How did you start to bring patients into this part of your practice?
You have to talk about it and you have to show people what you’re talking about. Muscle testing is still new but many people know about it here and they seek it out. You have to make the suggestion to people you’re already in contact with while letting people who are looking for what you do know that your service is available.

Would you recommend this tool to other practitioners?
Definitely, but it’s a big commitment to learn it at the master level.

Would you recommending training in NRT to people who with to work as a nutritional healer but do not have a medical degree?
Yes I would, but with a qualifier that they work with other experienced licensed practitioners with medical or chiropractic training that can help with crisis. It happens. It can suck to be the person whose recommendation sends someone to urgent care. We get very sick people in our office. It’s not just about eating healthier, people show up with deep old layers of poisons in their bodies, and you need to help them detox in a way that doesn’t hurt them. It’s a considerable responsibility.

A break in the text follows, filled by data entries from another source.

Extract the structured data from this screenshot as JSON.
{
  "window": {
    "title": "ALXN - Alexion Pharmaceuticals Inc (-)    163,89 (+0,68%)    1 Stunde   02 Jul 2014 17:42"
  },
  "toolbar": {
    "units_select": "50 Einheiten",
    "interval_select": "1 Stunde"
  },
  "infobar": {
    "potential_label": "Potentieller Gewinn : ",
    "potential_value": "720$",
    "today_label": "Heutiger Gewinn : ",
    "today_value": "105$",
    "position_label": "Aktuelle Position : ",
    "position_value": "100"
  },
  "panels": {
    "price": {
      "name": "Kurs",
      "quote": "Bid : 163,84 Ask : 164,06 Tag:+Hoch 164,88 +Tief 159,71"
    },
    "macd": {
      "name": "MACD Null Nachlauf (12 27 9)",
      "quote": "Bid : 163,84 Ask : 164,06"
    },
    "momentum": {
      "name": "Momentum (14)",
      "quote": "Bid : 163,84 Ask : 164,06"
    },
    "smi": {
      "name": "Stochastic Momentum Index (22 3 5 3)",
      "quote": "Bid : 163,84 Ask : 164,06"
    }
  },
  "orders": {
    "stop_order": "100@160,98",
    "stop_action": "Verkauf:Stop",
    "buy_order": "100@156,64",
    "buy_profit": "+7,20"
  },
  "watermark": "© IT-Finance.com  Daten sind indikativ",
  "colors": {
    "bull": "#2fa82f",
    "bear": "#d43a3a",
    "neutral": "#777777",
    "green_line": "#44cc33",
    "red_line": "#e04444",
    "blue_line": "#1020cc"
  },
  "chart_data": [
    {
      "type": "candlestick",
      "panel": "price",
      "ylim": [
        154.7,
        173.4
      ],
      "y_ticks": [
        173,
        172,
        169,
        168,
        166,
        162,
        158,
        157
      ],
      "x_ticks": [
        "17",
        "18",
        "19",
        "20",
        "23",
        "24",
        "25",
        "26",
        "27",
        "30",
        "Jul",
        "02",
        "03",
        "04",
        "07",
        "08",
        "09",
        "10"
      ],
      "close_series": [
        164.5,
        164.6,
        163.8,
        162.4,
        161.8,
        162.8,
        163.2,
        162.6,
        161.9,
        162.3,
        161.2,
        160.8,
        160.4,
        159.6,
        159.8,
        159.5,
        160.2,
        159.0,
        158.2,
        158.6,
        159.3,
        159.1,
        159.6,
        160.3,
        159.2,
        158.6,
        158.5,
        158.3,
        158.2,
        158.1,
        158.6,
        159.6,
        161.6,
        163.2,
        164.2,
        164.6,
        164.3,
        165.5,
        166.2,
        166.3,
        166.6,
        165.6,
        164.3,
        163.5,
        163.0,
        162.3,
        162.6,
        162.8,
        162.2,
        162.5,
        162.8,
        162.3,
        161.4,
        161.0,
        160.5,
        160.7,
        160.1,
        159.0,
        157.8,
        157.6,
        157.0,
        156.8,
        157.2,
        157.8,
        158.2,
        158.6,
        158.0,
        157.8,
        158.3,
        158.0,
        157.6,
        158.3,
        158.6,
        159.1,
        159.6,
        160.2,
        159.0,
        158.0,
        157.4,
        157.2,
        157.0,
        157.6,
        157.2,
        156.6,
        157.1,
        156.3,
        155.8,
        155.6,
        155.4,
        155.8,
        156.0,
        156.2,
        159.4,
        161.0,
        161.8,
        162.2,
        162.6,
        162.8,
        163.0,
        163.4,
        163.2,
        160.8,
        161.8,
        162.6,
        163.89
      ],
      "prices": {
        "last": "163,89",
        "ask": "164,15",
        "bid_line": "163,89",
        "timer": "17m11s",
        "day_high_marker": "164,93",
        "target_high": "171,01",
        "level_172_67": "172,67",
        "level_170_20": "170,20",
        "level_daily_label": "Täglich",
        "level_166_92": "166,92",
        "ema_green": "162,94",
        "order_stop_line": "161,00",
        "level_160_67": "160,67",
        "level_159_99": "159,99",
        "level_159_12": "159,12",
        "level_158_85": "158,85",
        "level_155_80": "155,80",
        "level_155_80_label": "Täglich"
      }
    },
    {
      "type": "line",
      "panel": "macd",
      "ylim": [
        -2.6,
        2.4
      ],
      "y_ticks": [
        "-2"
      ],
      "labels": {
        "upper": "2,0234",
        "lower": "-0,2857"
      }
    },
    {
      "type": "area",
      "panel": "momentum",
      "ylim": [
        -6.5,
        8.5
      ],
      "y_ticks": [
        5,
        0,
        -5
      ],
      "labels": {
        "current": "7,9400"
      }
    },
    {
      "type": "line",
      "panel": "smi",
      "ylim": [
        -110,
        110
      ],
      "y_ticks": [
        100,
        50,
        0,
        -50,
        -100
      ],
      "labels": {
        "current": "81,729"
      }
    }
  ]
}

NOTE: Emily Kaspari is a student at Northwest College of Naturopathic Medicine. She has a background in Nutrition Response Testing working in the Michigan office of Dr. Darren Schmitt, who is one of the leading practitioners of this modality in the field.